The Effect of Pooping and Your Mood

Welcome back to poop talk with your friends at Holy Crap! Today we’re talking about poop and regularity. We’ll discuss what’s considered normal, or “regular”, and how this regularity affects our mood and overall health. While poop might be a taboo subject for some people to talk about, there’s a lot we can learn from it. 

So, let’s dive in... 


What’s your normal?

Everyone poops in some way, shape or form, but what do we really mean when we talk about a regularity? Many of us think that the gold standard is pooping around the same time every day. While some people take pride in this being their normal, it isn’t the same for everyone. Some people may have bowel movements multiple times a day, while others can go days without it. 

Clinically, it’s considered normal to have up to 3 poops a day, to as little as three a week. But don’t be alarmed if you go more or less than that, what’s regular for you should be considered “your normal”! #MyBowelsMyNormal
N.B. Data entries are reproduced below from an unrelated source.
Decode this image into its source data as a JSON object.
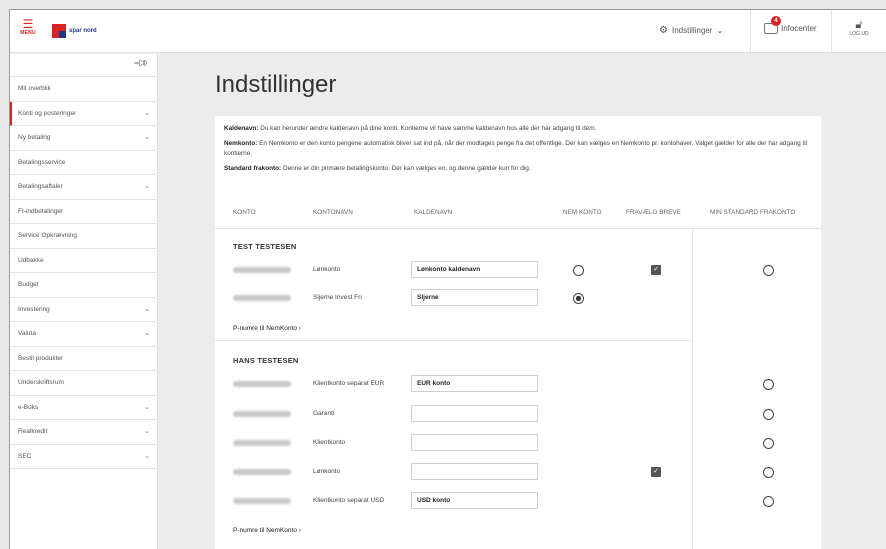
{
  "topbar": {
    "menu_label": "MENU",
    "logo_text": "spar nord",
    "settings_label": "Indstillinger",
    "settings_chevron": "⌄",
    "infocenter_label": "Infocenter",
    "infocenter_count": "4",
    "logout_label": "LOG UD"
  },
  "sidebar": {
    "items": [
      {
        "label": "Mit overblik",
        "chevron": ""
      },
      {
        "label": "Konti og posteringer",
        "chevron": "⌄"
      },
      {
        "label": "Ny betaling",
        "chevron": "⌄"
      },
      {
        "label": "Betalingsservice",
        "chevron": ""
      },
      {
        "label": "Betalingsaftaler",
        "chevron": "⌄"
      },
      {
        "label": "FI-indbetalinger",
        "chevron": ""
      },
      {
        "label": "Service Opkrævning",
        "chevron": ""
      },
      {
        "label": "Udbakke",
        "chevron": ""
      },
      {
        "label": "Budget",
        "chevron": ""
      },
      {
        "label": "Investering",
        "chevron": "⌄"
      },
      {
        "label": "Valuta",
        "chevron": "⌄"
      },
      {
        "label": "Bestil produkter",
        "chevron": ""
      },
      {
        "label": "Underskriftsrum",
        "chevron": ""
      },
      {
        "label": "e-Boks",
        "chevron": "⌄"
      },
      {
        "label": "Realkredit",
        "chevron": "⌄"
      },
      {
        "label": "SEC",
        "chevron": "⌄"
      }
    ]
  },
  "page": {
    "title": "Indstillinger",
    "info": {
      "kaldenavn_label": "Kaldenavn:",
      "kaldenavn_text": " Du kan herunder ændre kaldenavn på dine konti. Kontierne vil have samme kaldenavn hos alle der har adgang til dem.",
      "nemkonto_label": "Nemkonto:",
      "nemkonto_text": " En Nemkonto er den konto pengene automatisk bliver sat ind på, når der modtages penge fra det offentlige. Der kan vælges en Nemkonto pr. kontohaver. Valget gælder for alle der har adgang til kontierne.",
      "frakonto_label": "Standard frakonto:",
      "frakonto_text": " Denne er din primære betalingskonto. Der kan vælges en, og denne gælder kun for dig."
    },
    "columns": {
      "konto": "KONTO",
      "kontonavn": "KONTONAVN",
      "kaldenavn": "KALDENAVN",
      "nemkonto": "NEM KONTO",
      "fravaelg": "FRAVÆLG BREVE",
      "frakonto": "MIN STANDARD FRAKONTO"
    },
    "groups": [
      {
        "name": "TEST TESTESEN",
        "nemkonto_link": "P-numre til NemKonto ›",
        "accounts": [
          {
            "name": "Lønkonto",
            "nickname": "Lønkonto kaldenavn",
            "nem": false,
            "fravaelg": true,
            "frakonto": false
          },
          {
            "name": "Sljerne Invest Fri",
            "nickname": "Sljerne",
            "nem": true,
            "fravaelg": false,
            "frakonto": null
          }
        ]
      },
      {
        "name": "HANS TESTESEN",
        "nemkonto_link": "P-numre til NemKonto ›",
        "accounts": [
          {
            "name": "Klientkonto separat EUR",
            "nickname": "EUR konto",
            "fravaelg": false,
            "frakonto": false
          },
          {
            "name": "Garanti",
            "nickname": "",
            "fravaelg": false,
            "frakonto": false
          },
          {
            "name": "Klientkonto",
            "nickname": "",
            "fravaelg": false,
            "frakonto": false
          },
          {
            "name": "Lønkonto",
            "nickname": "",
            "fravaelg": true,
            "frakonto": false
          },
          {
            "name": "Klientkonto separat USD",
            "nickname": "USD konto",
            "fravaelg": false,
            "frakonto": false
          }
        ]
      }
    ],
    "check_mark": "✓"
  },
  "icons": {
    "menu": "hamburger-icon",
    "settings": "gear-icon",
    "infocenter": "inbox-icon",
    "logout": "lock-icon",
    "pin": "pin-icon"
  },
  "colors": {
    "accent": "#d22222",
    "brand_blue": "#1b3a8c"
  }
}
Though, one red flag that you shouldn’t ignore is a change in the number of bowel movements, especially if it lasts more than two weeks. 
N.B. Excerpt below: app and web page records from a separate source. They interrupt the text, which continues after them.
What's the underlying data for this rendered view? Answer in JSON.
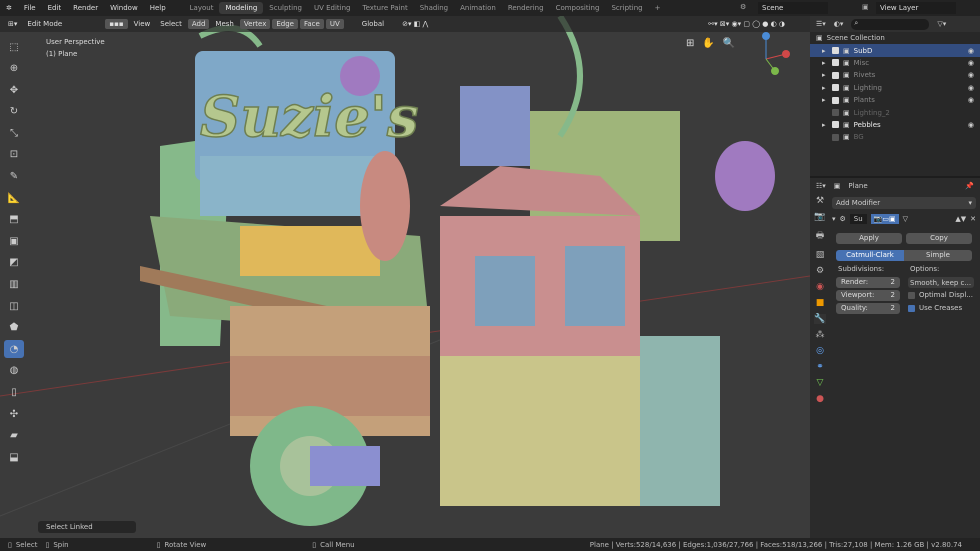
{
  "menu": [
    "File",
    "Edit",
    "Render",
    "Window",
    "Help"
  ],
  "workspaces": [
    {
      "label": "Layout"
    },
    {
      "label": "Modeling",
      "active": true
    },
    {
      "label": "Sculpting"
    },
    {
      "label": "UV Editing"
    },
    {
      "label": "Texture Paint"
    },
    {
      "label": "Shading"
    },
    {
      "label": "Animation"
    },
    {
      "label": "Rendering"
    },
    {
      "label": "Compositing"
    },
    {
      "label": "Scripting"
    },
    {
      "label": "+"
    }
  ],
  "scene": "Scene",
  "view_layer": "View Layer",
  "header": {
    "mode": "Edit Mode",
    "menus": [
      "View",
      "Select",
      "Add",
      "Mesh",
      "Vertex",
      "Edge",
      "Face",
      "UV"
    ],
    "orientation": "Global"
  },
  "viewport": {
    "view_name": "User Perspective",
    "object": "(1) Plane",
    "sign_text": "Suzie's",
    "last_op": "Select Linked"
  },
  "outliner": {
    "root": "Scene Collection",
    "items": [
      {
        "name": "SubD",
        "checked": true,
        "selected": true
      },
      {
        "name": "Misc",
        "checked": true
      },
      {
        "name": "Rivets",
        "checked": true
      },
      {
        "name": "Lighting",
        "checked": true
      },
      {
        "name": "Plants",
        "checked": true
      },
      {
        "name": "Lighting_2",
        "checked": false
      },
      {
        "name": "Pebbles",
        "checked": true
      },
      {
        "name": "BG",
        "checked": false
      }
    ]
  },
  "properties": {
    "object": "Plane",
    "add_modifier": "Add Modifier",
    "modifier_name": "Su",
    "apply": "Apply",
    "copy": "Copy",
    "catmull": "Catmull-Clark",
    "simple": "Simple",
    "subdivisions": "Subdivisions:",
    "options": "Options:",
    "render_label": "Render:",
    "render_val": "2",
    "viewport_label": "Viewport:",
    "viewport_val": "2",
    "quality_label": "Quality:",
    "quality_val": "2",
    "uv_smooth": "Smooth, keep c...",
    "optimal": "Optimal Displ...",
    "optimal_checked": false,
    "creases": "Use Creases",
    "creases_checked": true
  },
  "status": {
    "select": "Select",
    "spin": "Spin",
    "rotate": "Rotate View",
    "call_menu": "Call Menu",
    "stats": "Plane | Verts:528/14,636 | Edges:1,036/27,766 | Faces:518/13,266 | Tris:27,108 | Mem: 1.26 GB | v2.80.74"
  },
  "colors": {
    "accent": "#4772b3",
    "selection": "#334d80"
  }
}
How regularity affects your wellbeing

If you’re pooping a lot more than normal, we’re talking multiple more poops a day, it could be affecting your health. When you poop often, it’s typically because food is moving through you quicker than Usain Bolt. In extreme cases, this can lead to nutrient malabsorption. Which is a fancy way of saying that your food is moving through you so quickly, that you’re unable to digest it enough to get the nutrients from it. Over time, not getting enough nutrients can lead to deficiencies, which are closely linked with our physical and mental health. Not to mention, diarrhea usually stems from inflammation in the gut, which is less than ideal.

On the flip side, not pooping enough can affect our physical wellbeing and our mood too. Science has shown that people with constipation are more likely to be diagnosed with mood and anxiety problems. In fact, constipated people were 14x more likely to be diagnosed with anxiety or depression, sheesh! To make matters worse, constipation can put you at risk of reabsorbing toxins that should have been excreted (via poops), which can affect more than your mental health. 
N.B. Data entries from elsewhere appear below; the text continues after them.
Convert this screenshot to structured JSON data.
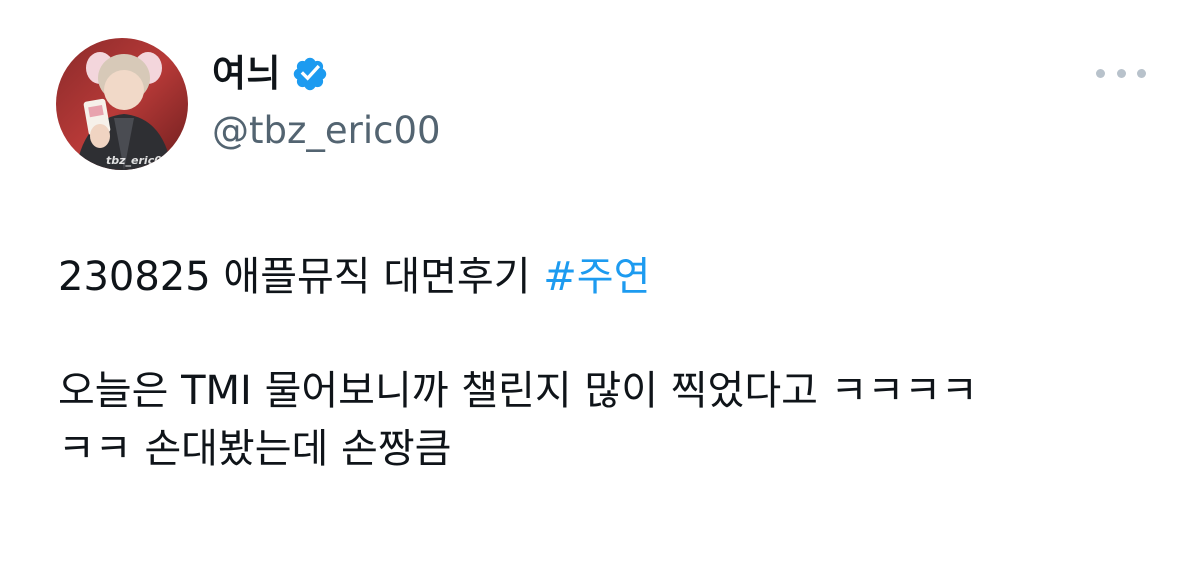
{
  "user": {
    "display_name": "여늬",
    "handle": "@tbz_eric00",
    "verified": true,
    "avatar_watermark": "tbz_eric00"
  },
  "more_menu": {
    "icon": "more-horizontal-icon"
  },
  "tweet": {
    "line1_text": "230825 애플뮤직 대면후기 ",
    "hashtag": "#주연",
    "para2_line1": "오늘은 TMI 물어보니까 챌린지 많이 찍었다고 ㅋㅋㅋㅋ",
    "para2_line2": "ㅋㅋ 손대봤는데 손짱큼"
  },
  "colors": {
    "text": "#0f1419",
    "secondary": "#536471",
    "accent": "#1d9bf0",
    "verified_badge": "#1d9bf0"
  }
}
On a happier note, many people report feelings of happiness and relief after a number two! We like to call this the “joy of pooping.” This euphoric relief can be tracked back to the vagus nerve, which houses a long set of nerves that start in the brain and connect all the way down to the colon. The vagus nerve essentially creates a two-way street of communication from the brain to the gut. When it’s stimulated, as it is during a poop, the vagus nerve can lower a person’s blood pressure and heart rate, which leaves us feeling relaxed and with a sense of “poo-phoria”. 

One last piece of evidence, the gut microbiota. Believe it or not, your gut is home to trillions of microorganisms, like bacteria, yeasts, microbes and fungi. These make up the “gut microbiota” and dictate the health of our gut. Most of the body’s serotonin – known as the happy hormone – is produced in the gut in our microbiota. So, when your gut feels a type of way, it makes sense that your mood could follow suit. Like we say here at Holy Crap – healthy gut, happy mind!   


How to promote regularity 

Drink more water

By now, you hopefully already know that humans require water for survival. Water is especially important for the gastrointestinal tract, which uses about 10L of fluids per day. So, if you’re looking to keep things regular, keep up with your water goals! Aim to drink between six to eight cups a day. 


If your bowels are slowing you down, try adding in some exercise to speed things up! Low-impact exercise and stretching can help you pass gas and mobilize your gastrointestinal tract. And actually, a lack of exercise can actually put you at greater risk of constipation. 

Reduce Stress 

Stress can affect your poops in a big way. Think about the way your stomach feels before a big test or presentation. We all have unavoidable stress in our lives, but when it’s excessive, it can lead to bigger digestive problems. Try to set aside time to do things for yourself – like eating good food, moving your body, getting enough sleep, and participating in calming activities that you enjoy – like going for a walk, reading a good book or doing yoga. 

Eat more fiber 

Adding fiber is one of the best ways to get things moving, it is known to help you poop more frequently and consistently - and who doesn’t love an “on-schedule” poop? For adults, the recommended daily fiber intake is at least 20 to 25g.

Shameless plug, but if you’re looking to up your fiber intake, you’re on the right website! Try Holy Crap cereal, loaded with superseeds like chia, buckwheat and hemp hearts, and providing over 7g of plant-based fiber in only two tablespoons.

Talk to your doctor 

Don’t ignore any red flags when it comes to your poops. If you’re having different bowel movements, pay attention to them. If your bowels are off, consider tracking your poops and diet in a poop diary. This can help your doctor make recommendations and get to the problem quicker.